Activity: Pictures stay out. Everything else in the listing below gets written out exactly.

Provided entries:

───

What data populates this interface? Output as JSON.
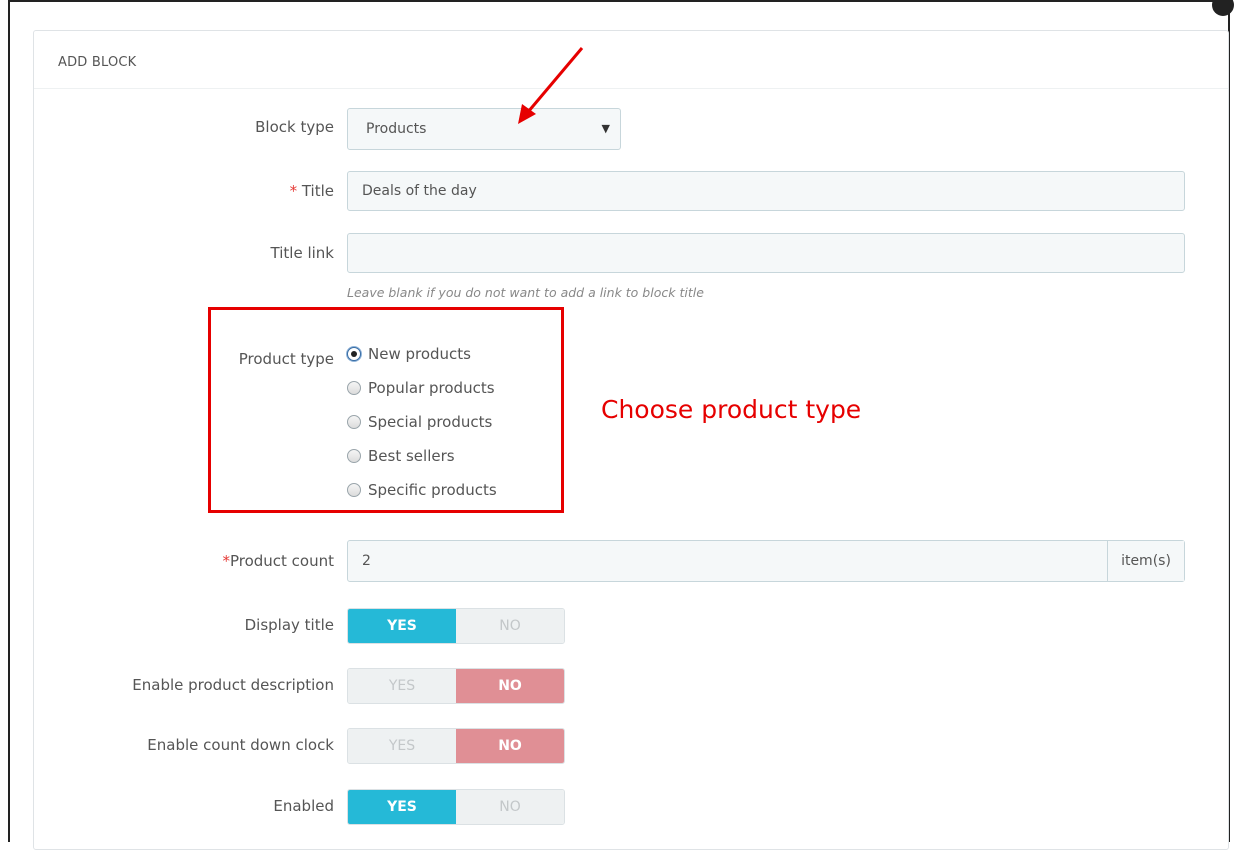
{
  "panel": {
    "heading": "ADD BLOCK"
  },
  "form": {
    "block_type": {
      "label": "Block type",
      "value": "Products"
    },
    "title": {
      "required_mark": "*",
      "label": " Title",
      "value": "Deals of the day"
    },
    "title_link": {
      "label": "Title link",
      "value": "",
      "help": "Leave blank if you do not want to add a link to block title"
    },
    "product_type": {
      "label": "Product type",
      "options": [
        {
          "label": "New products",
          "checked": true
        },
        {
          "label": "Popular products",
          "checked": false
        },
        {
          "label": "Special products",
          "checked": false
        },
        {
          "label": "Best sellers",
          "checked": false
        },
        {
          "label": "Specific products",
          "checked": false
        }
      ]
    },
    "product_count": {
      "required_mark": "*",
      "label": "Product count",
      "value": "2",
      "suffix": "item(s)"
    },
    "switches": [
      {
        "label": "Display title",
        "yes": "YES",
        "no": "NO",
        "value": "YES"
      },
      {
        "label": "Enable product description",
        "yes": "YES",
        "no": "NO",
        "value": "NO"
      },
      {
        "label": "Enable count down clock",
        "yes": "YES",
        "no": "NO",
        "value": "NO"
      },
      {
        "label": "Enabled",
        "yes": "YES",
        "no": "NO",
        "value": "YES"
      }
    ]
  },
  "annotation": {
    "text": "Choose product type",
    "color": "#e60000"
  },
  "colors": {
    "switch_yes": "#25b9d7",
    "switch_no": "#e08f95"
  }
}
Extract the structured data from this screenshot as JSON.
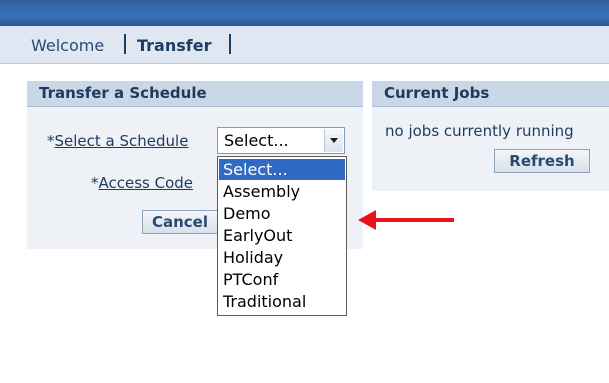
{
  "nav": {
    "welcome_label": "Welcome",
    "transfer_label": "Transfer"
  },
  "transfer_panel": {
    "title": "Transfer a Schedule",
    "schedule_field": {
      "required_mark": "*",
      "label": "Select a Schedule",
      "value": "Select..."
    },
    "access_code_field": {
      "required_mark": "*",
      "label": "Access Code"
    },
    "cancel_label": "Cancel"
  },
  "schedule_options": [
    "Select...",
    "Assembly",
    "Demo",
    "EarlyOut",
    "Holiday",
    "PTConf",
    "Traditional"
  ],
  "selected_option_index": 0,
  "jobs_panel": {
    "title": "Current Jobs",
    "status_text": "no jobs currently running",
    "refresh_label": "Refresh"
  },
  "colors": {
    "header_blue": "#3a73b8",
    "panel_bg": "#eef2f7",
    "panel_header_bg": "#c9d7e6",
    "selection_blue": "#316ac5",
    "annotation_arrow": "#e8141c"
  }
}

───

Reply to the exercise:
What data populates this interface? Output as JSON.
{
  "panel": {
    "heading": "ADD BLOCK"
  },
  "form": {
    "block_type": {
      "label": "Block type",
      "value": "Products"
    },
    "title": {
      "required_mark": "*",
      "label": " Title",
      "value": "Deals of the day"
    },
    "title_link": {
      "label": "Title link",
      "value": "",
      "help": "Leave blank if you do not want to add a link to block title"
    },
    "product_type": {
      "label": "Product type",
      "options": [
        {
          "label": "New products",
          "checked": true
        },
        {
          "label": "Popular products",
          "checked": false
        },
        {
          "label": "Special products",
          "checked": false
        },
        {
          "label": "Best sellers",
          "checked": false
        },
        {
          "label": "Specific products",
          "checked": false
        }
      ]
    },
    "product_count": {
      "required_mark": "*",
      "label": "Product count",
      "value": "2",
      "suffix": "item(s)"
    },
    "switches": [
      {
        "label": "Display title",
        "yes": "YES",
        "no": "NO",
        "value": "YES"
      },
      {
        "label": "Enable product description",
        "yes": "YES",
        "no": "NO",
        "value": "NO"
      },
      {
        "label": "Enable count down clock",
        "yes": "YES",
        "no": "NO",
        "value": "NO"
      },
      {
        "label": "Enabled",
        "yes": "YES",
        "no": "NO",
        "value": "YES"
      }
    ]
  },
  "annotation": {
    "text": "Choose product type",
    "color": "#e60000"
  },
  "colors": {
    "switch_yes": "#25b9d7",
    "switch_no": "#e08f95"
  }
}
Extract the structured data from this screenshot as JSON.
{
  "nav": {
    "welcome_label": "Welcome",
    "transfer_label": "Transfer"
  },
  "transfer_panel": {
    "title": "Transfer a Schedule",
    "schedule_field": {
      "required_mark": "*",
      "label": "Select a Schedule",
      "value": "Select..."
    },
    "access_code_field": {
      "required_mark": "*",
      "label": "Access Code"
    },
    "cancel_label": "Cancel"
  },
  "schedule_options": [
    "Select...",
    "Assembly",
    "Demo",
    "EarlyOut",
    "Holiday",
    "PTConf",
    "Traditional"
  ],
  "selected_option_index": 0,
  "jobs_panel": {
    "title": "Current Jobs",
    "status_text": "no jobs currently running",
    "refresh_label": "Refresh"
  },
  "colors": {
    "header_blue": "#3a73b8",
    "panel_bg": "#eef2f7",
    "panel_header_bg": "#c9d7e6",
    "selection_blue": "#316ac5",
    "annotation_arrow": "#e8141c"
  }
}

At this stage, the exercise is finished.